■ Task goal ■
In the records below, find the line that contains "Convert this screenshot" and the line that contains "Decode this image". Set down exactly those lines and every line between them, and nothing more.

Web page and app entries
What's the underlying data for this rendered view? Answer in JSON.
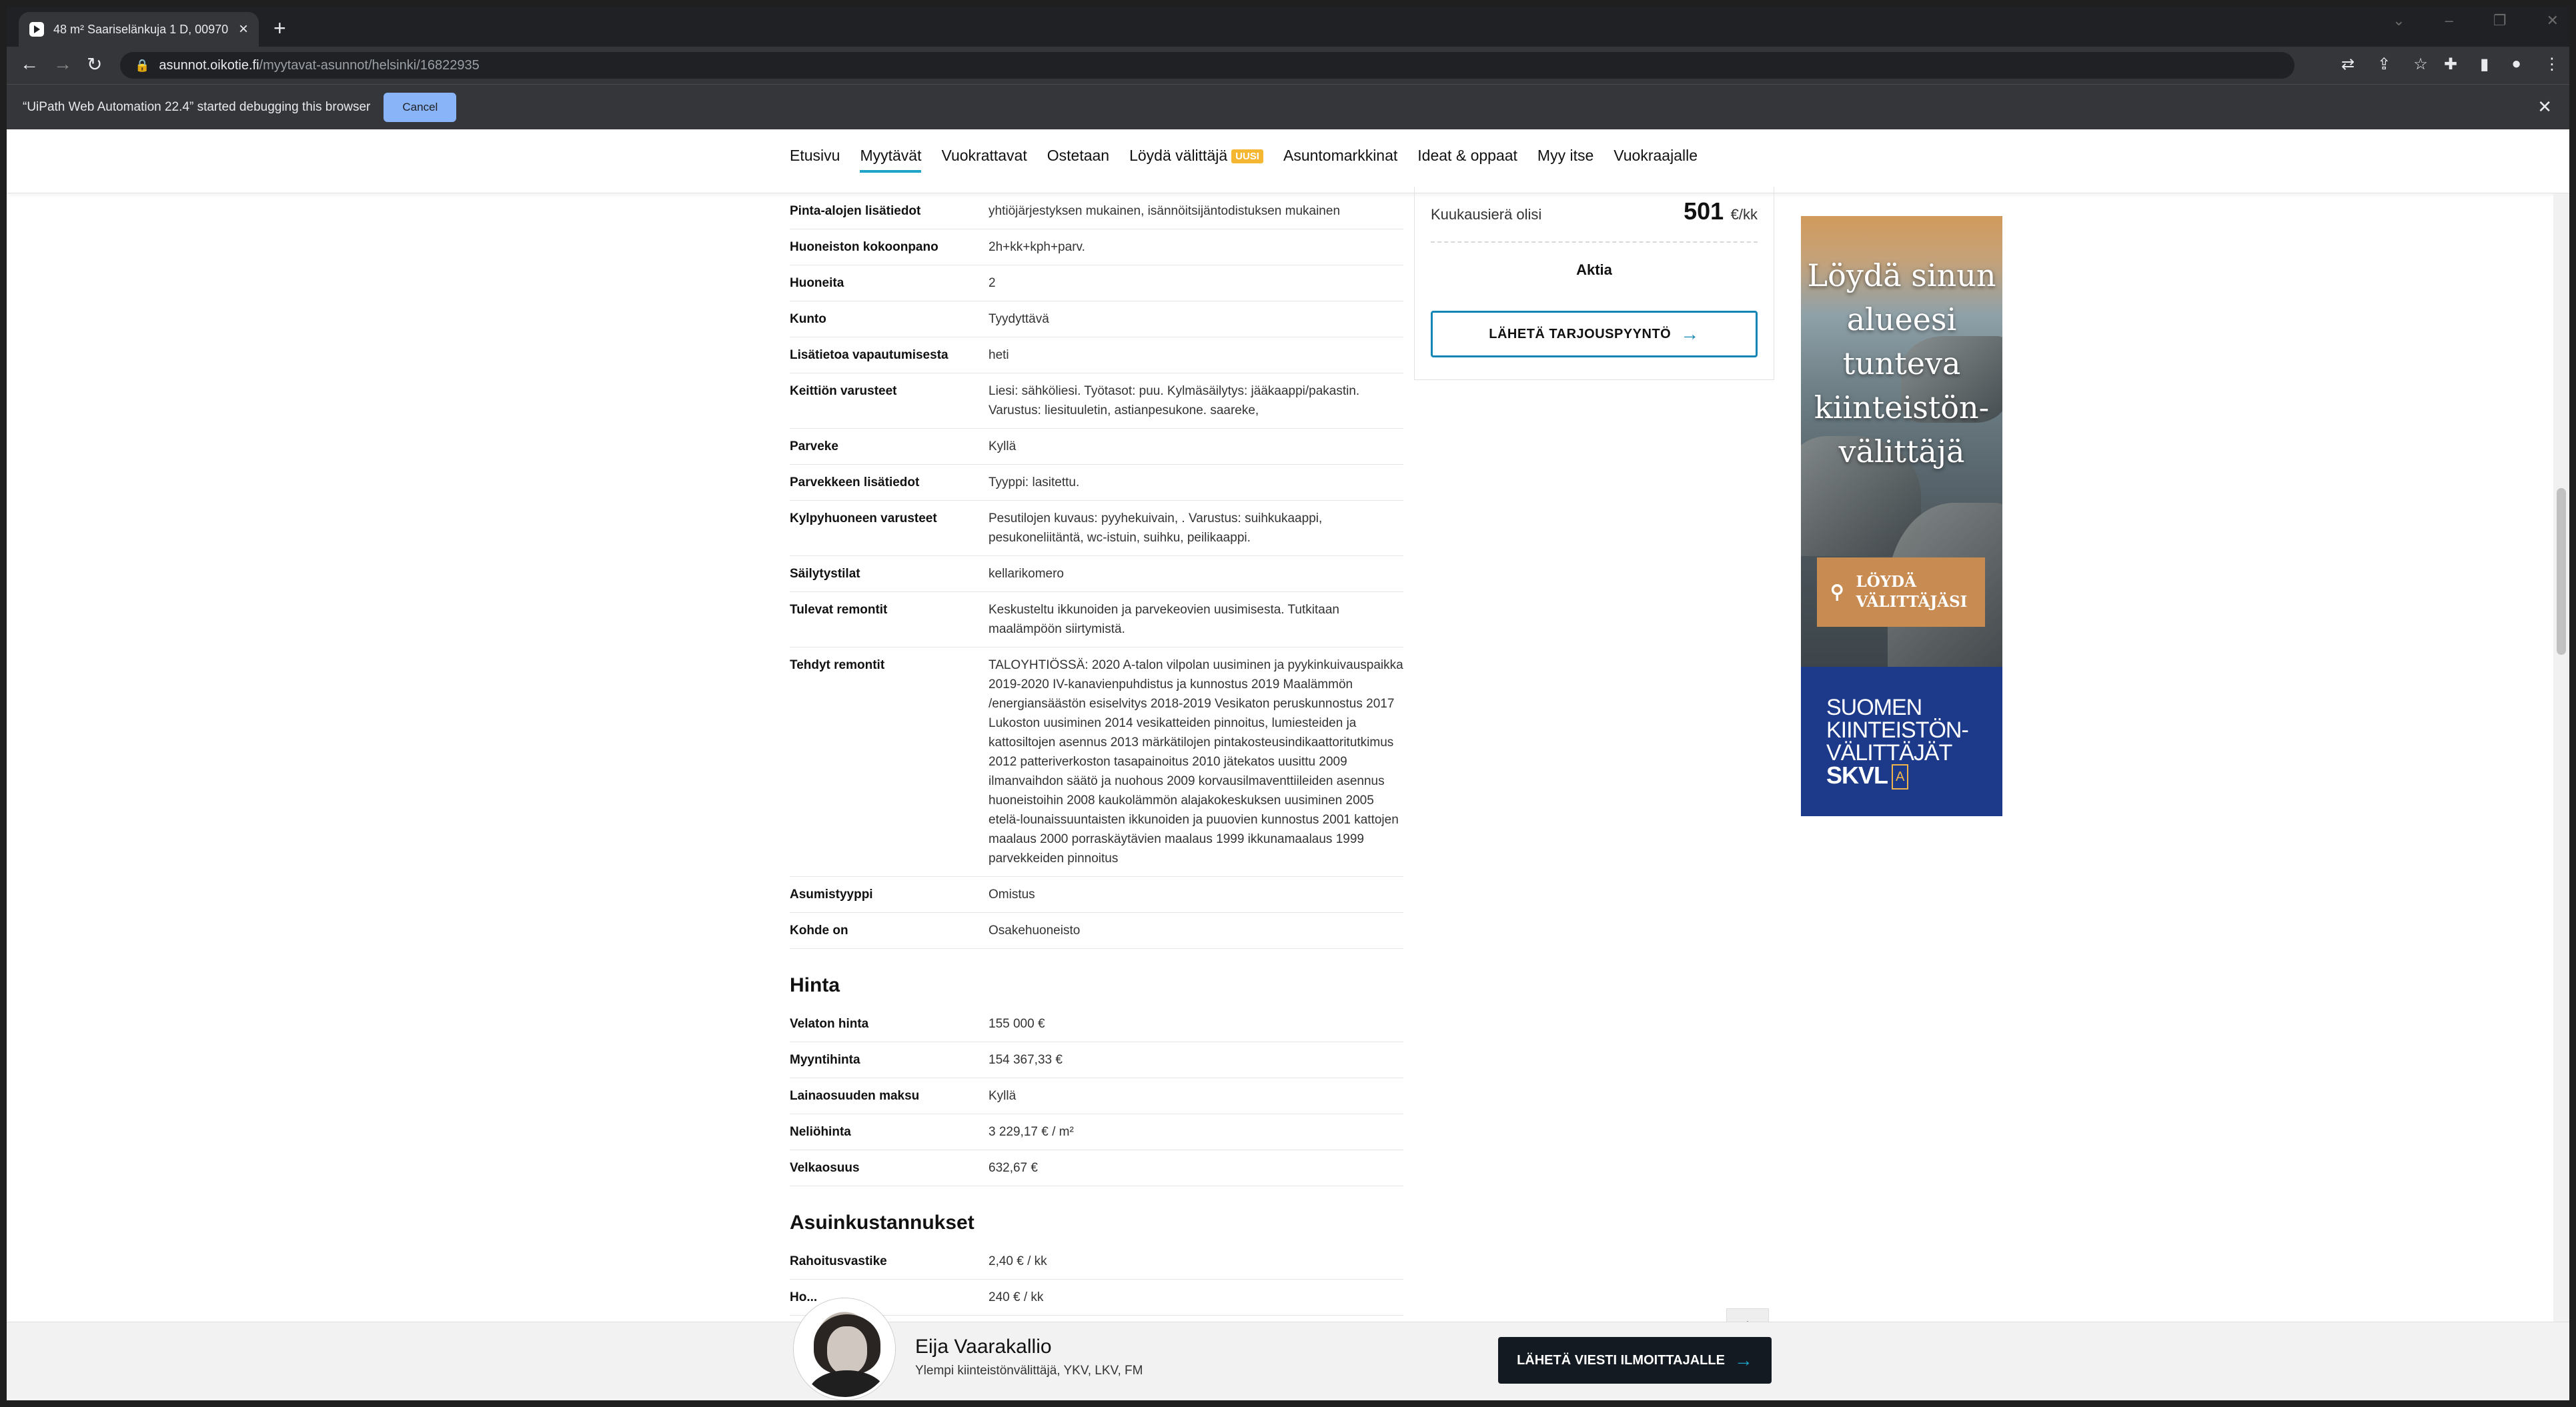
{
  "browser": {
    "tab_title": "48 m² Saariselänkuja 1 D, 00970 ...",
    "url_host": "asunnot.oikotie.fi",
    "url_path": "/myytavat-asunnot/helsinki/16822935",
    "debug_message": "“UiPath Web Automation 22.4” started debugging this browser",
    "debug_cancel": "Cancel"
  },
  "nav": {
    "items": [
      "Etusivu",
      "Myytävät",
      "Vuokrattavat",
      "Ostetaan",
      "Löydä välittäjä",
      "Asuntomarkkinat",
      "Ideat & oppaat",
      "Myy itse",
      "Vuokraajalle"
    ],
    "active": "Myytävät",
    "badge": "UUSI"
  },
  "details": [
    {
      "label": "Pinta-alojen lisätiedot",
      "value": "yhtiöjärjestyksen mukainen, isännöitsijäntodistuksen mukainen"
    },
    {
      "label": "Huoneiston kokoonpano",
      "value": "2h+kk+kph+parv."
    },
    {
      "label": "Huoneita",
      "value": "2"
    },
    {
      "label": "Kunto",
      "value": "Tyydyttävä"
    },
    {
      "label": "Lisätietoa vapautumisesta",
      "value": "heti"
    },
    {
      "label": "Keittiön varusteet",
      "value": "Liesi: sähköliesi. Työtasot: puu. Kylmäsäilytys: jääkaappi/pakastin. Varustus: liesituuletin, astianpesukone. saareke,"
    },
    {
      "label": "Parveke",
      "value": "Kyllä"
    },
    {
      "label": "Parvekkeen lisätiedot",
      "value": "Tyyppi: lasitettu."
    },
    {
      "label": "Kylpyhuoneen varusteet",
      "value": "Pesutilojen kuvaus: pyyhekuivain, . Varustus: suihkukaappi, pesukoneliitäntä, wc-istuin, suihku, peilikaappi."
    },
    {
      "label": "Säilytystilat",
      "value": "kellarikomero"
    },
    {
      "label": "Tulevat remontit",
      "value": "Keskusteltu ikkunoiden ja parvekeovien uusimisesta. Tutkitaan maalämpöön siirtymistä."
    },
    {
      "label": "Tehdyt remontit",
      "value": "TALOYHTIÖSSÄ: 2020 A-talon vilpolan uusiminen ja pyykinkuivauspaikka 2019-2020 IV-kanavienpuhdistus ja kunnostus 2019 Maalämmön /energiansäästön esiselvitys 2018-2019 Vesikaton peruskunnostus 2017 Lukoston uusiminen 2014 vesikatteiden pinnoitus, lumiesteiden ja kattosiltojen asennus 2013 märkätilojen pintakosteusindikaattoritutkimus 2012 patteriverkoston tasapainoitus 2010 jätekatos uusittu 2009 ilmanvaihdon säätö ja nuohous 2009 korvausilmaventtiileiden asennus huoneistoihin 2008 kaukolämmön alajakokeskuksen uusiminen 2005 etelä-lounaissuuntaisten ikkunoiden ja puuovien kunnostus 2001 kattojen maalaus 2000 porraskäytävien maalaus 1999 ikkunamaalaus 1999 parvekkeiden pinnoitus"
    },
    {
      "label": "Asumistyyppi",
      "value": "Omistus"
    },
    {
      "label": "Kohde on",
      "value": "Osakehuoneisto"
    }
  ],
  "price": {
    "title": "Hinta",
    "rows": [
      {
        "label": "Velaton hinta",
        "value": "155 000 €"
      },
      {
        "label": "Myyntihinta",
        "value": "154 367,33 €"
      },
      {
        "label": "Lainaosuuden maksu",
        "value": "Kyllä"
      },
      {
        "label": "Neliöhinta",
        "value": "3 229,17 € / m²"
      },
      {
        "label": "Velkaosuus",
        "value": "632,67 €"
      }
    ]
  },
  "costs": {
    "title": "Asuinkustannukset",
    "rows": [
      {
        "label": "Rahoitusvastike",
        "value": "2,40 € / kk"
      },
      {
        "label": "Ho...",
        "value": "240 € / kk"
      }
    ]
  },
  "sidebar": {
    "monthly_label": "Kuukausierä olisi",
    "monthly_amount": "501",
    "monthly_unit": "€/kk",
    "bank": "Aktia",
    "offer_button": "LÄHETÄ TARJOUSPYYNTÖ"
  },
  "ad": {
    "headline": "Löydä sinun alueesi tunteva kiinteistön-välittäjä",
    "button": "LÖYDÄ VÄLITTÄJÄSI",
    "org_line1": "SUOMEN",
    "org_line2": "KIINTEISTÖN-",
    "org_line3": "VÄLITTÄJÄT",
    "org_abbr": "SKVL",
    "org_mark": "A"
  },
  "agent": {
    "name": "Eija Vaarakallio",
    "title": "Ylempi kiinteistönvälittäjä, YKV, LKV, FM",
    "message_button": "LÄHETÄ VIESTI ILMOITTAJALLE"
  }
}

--

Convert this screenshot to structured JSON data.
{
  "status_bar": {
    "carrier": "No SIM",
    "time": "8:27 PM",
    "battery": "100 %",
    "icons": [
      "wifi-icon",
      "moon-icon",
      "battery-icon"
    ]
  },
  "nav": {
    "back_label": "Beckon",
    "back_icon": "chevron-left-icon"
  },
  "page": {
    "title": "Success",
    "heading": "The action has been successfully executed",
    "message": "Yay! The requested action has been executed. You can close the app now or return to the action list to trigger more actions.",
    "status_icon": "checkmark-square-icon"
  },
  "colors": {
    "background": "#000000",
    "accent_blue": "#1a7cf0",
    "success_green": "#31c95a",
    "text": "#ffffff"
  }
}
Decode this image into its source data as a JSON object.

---

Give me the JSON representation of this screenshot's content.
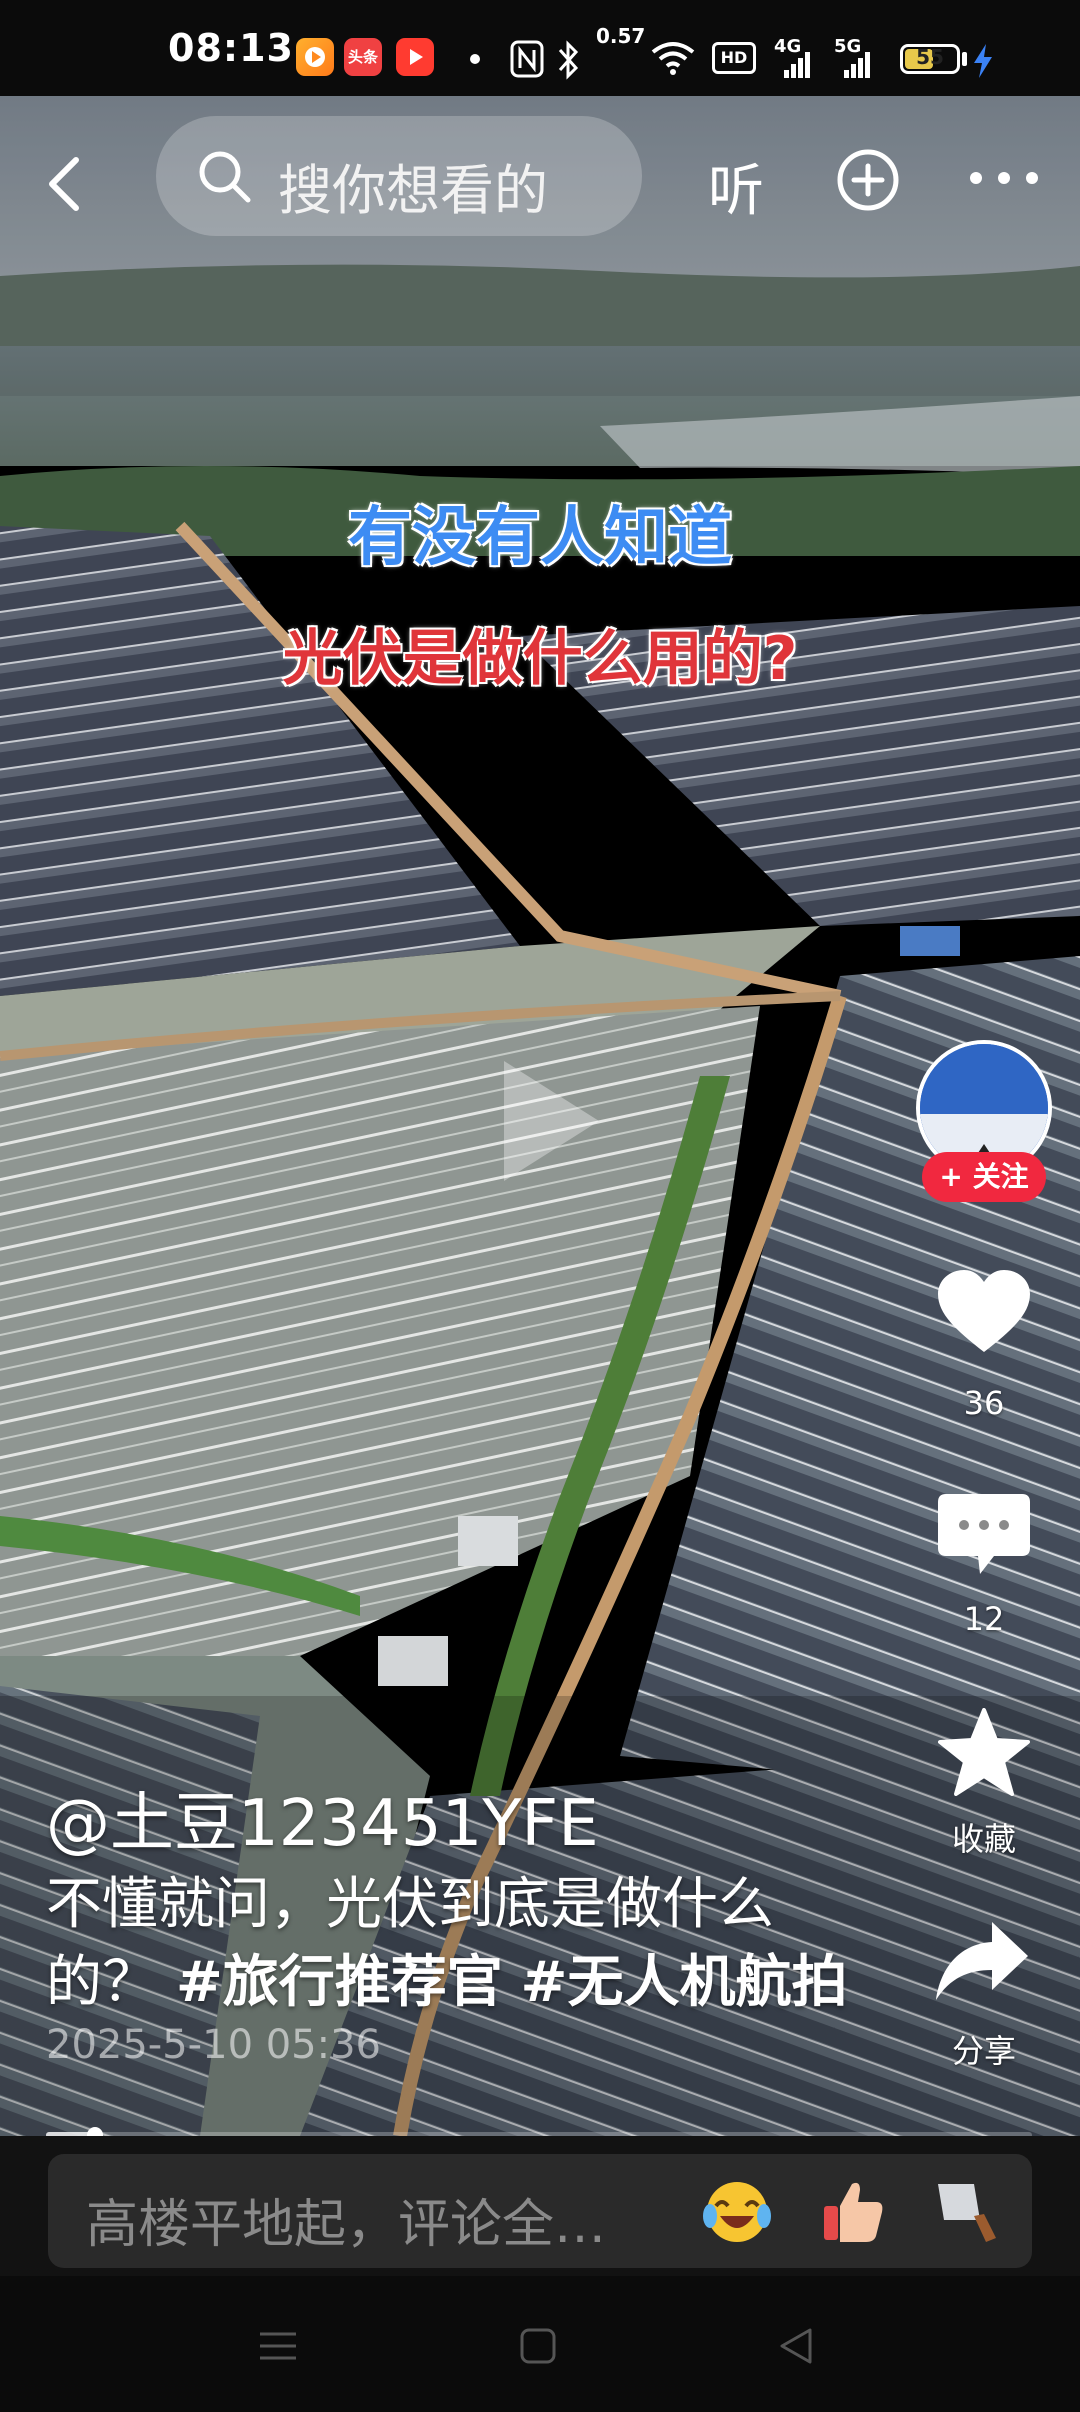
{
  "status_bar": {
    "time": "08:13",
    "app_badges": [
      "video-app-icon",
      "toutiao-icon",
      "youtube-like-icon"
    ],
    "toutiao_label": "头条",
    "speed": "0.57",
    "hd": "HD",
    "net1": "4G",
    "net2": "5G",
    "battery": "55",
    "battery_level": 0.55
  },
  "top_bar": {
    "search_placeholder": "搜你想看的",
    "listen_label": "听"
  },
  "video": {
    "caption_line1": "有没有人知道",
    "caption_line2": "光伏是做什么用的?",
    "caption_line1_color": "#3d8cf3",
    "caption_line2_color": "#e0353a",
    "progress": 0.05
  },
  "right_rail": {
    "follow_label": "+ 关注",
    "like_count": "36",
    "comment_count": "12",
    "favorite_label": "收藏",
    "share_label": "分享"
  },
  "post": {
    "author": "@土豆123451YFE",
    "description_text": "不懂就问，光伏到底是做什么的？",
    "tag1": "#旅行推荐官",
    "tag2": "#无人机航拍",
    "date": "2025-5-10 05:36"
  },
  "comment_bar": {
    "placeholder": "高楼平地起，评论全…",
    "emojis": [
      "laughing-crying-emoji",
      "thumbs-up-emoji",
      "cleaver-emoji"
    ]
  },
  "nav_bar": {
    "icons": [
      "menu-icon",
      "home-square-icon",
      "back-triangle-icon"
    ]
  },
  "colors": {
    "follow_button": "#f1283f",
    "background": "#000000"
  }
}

■ Expected answer ■
Convert this screenshot to structured JSON data.
{
  "status_bar": {
    "carrier": "No SIM",
    "time": "8:27 PM",
    "battery": "100 %",
    "icons": [
      "wifi-icon",
      "moon-icon",
      "battery-icon"
    ]
  },
  "nav": {
    "back_label": "Beckon",
    "back_icon": "chevron-left-icon"
  },
  "page": {
    "title": "Success",
    "heading": "The action has been successfully executed",
    "message": "Yay! The requested action has been executed. You can close the app now or return to the action list to trigger more actions.",
    "status_icon": "checkmark-square-icon"
  },
  "colors": {
    "background": "#000000",
    "accent_blue": "#1a7cf0",
    "success_green": "#31c95a",
    "text": "#ffffff"
  }
}
Decode this image into its source data as a JSON object.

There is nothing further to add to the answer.